Gallagher Stage shows notwithstanding, a very  few demonstrations allow a fairly good story to be told of what generally happens next. Stories allow us to model events, evaluate predictions, and communicate these perspectives to others. Of course it isn’t and can’t be perfect. Communication is not perfect. No two sentient beings hold the same sets of experiences and meanings when “unlocking the word-horde” as the Anglo Saxons would have described it. And isn’t it marvelous in potential?

We lose one of these priceless tool kits every year. Approximately every calendar year a culture, group, and its language go extinct. All of those songs, jokes, tales, the unique stories about the land, and how those people lived, what was safe to eat, how to prepare and share food, how and why to live, die, solve problems and be loved is irretrievably lost. 

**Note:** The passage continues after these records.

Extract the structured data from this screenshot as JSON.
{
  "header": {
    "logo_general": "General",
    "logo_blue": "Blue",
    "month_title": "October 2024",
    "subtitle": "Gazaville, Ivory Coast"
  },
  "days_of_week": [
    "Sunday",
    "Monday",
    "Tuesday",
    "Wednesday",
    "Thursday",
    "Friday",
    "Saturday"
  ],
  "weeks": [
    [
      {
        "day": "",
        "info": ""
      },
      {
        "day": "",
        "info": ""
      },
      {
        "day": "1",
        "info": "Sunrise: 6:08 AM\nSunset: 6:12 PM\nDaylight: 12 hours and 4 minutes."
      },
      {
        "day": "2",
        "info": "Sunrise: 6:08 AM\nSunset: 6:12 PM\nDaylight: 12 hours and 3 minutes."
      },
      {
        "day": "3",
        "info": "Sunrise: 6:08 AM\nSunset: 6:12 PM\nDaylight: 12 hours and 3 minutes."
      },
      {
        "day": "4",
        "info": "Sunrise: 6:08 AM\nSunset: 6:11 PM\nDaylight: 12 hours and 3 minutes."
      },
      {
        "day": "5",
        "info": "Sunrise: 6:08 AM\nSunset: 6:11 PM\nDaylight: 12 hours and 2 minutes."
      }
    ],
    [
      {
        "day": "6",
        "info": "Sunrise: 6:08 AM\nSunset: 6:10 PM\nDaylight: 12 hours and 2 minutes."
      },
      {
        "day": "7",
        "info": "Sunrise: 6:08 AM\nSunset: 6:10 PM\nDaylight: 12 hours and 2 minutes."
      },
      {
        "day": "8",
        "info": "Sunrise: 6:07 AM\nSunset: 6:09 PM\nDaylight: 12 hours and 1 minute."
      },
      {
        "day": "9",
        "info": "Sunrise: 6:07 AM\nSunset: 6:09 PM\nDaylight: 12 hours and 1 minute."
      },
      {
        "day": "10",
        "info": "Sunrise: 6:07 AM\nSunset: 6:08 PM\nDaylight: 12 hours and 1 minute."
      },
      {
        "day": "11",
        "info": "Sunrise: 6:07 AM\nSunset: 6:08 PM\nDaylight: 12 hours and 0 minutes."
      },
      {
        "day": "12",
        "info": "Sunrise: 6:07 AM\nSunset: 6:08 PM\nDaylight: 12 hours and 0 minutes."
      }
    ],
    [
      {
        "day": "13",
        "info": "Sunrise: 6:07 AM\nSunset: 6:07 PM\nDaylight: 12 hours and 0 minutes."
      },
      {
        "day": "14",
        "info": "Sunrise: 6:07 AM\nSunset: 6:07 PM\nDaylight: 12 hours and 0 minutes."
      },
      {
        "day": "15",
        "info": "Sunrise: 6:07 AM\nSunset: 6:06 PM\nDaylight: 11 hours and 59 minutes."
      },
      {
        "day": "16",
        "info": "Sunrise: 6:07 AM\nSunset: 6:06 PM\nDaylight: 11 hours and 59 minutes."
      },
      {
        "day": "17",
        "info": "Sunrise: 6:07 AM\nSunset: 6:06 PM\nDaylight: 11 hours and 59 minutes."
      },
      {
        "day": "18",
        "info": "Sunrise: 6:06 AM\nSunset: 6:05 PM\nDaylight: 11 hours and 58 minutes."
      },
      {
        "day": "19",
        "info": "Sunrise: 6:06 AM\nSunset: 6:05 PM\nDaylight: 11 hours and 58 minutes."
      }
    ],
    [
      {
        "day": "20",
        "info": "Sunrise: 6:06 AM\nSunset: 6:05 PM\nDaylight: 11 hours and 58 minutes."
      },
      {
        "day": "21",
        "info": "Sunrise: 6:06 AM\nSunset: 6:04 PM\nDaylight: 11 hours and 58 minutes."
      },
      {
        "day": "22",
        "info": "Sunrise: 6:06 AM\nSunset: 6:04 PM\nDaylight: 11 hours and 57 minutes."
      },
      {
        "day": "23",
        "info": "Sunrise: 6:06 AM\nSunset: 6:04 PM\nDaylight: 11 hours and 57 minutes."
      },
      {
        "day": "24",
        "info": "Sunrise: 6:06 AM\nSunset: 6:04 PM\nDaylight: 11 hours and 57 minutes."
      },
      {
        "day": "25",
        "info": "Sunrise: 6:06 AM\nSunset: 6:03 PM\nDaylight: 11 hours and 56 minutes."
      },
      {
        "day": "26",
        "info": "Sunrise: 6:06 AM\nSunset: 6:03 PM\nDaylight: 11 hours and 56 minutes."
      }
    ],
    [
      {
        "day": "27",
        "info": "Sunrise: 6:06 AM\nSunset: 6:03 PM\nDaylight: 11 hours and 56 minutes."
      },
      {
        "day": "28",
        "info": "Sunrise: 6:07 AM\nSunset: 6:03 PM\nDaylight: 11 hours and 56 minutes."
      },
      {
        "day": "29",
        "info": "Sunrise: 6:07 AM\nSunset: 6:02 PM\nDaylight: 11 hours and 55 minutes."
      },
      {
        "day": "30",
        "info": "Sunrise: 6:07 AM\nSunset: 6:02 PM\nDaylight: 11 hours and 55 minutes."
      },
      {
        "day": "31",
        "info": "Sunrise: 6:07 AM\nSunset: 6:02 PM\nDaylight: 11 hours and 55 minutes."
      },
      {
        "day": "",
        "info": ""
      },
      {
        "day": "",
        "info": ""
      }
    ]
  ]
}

In short, most of the options we have-even the options of how we can conceptually grasp our options-are going away. At the same time, the main discourse of one billion people worldwide is being reduced to either a “like” button comment or nothing at all. This is the ultimate in reductionist thinking, and our species unfortunately tends to  manifest binary thought in politics and philosophy through larger than life busts and posters of a Strong Man Leader, the wearing of leather jackboots by an army of chosen followers carrying little notebooks, looking for a lack of conformity, loud and cruel marching music and the enforced quest for an impossible Purity.

This is a big Cosmos, and we small ones, half way between the unknowns smaller than the shortest possible measured thing and the vast size of our seemingly probabilistic bubble of space and time in which we, mobile membranes, squishy, more or less room temperature collections of water, salts and minerals comprise a vanishingly small fraction of that whole by mass, space and time. All we as individual sentients have is something half the size of a coconut to use to grasp that which is, was, or may come to be. What can a small frog in a well understand of astronomy? Possibly not as much as we hope. But maybe more than we can imagine.

Within this seemingly random, short dance of life that we are permitted, at least as some of the time crisp experiences of a direct consciousness of Others, some shared flashes of dream, sound, or similar is found to bind us together via small, ordinary miracles.

I do not speak of belief or doctrine, but of sparks of experiences and insights flowing from places we cannot really define, receiving knowledge and sometimes comfort, compassion and belonging along the way. Enough to know we are real, we are in a Cosmos where we do not need to be ever alone in Spirit, and that the Little Mysteries can help to enfold us in forever moments. There can be good dreams, and these can often be given form and voices.
Thank all of you, my tasawuuf dindashlar (fellow robed travelers at my side/back on the road of Mysteries)! May it be a good day!
Gordon Cooper


Jamie McMillin said...

Congratulations on your promotion to Grand Archdruid! And thank you for taking the time to post this introduction. It sounds like you have all sorts of interesting research and projects underway.

I look forward to hearing more!

All the best to you,
Jamie McMillin

nwlorax said...

Thank you for that, Jamie! You might want to look at my previous posts in this series. I promise that they shall be written and posted on a more regular schedule now.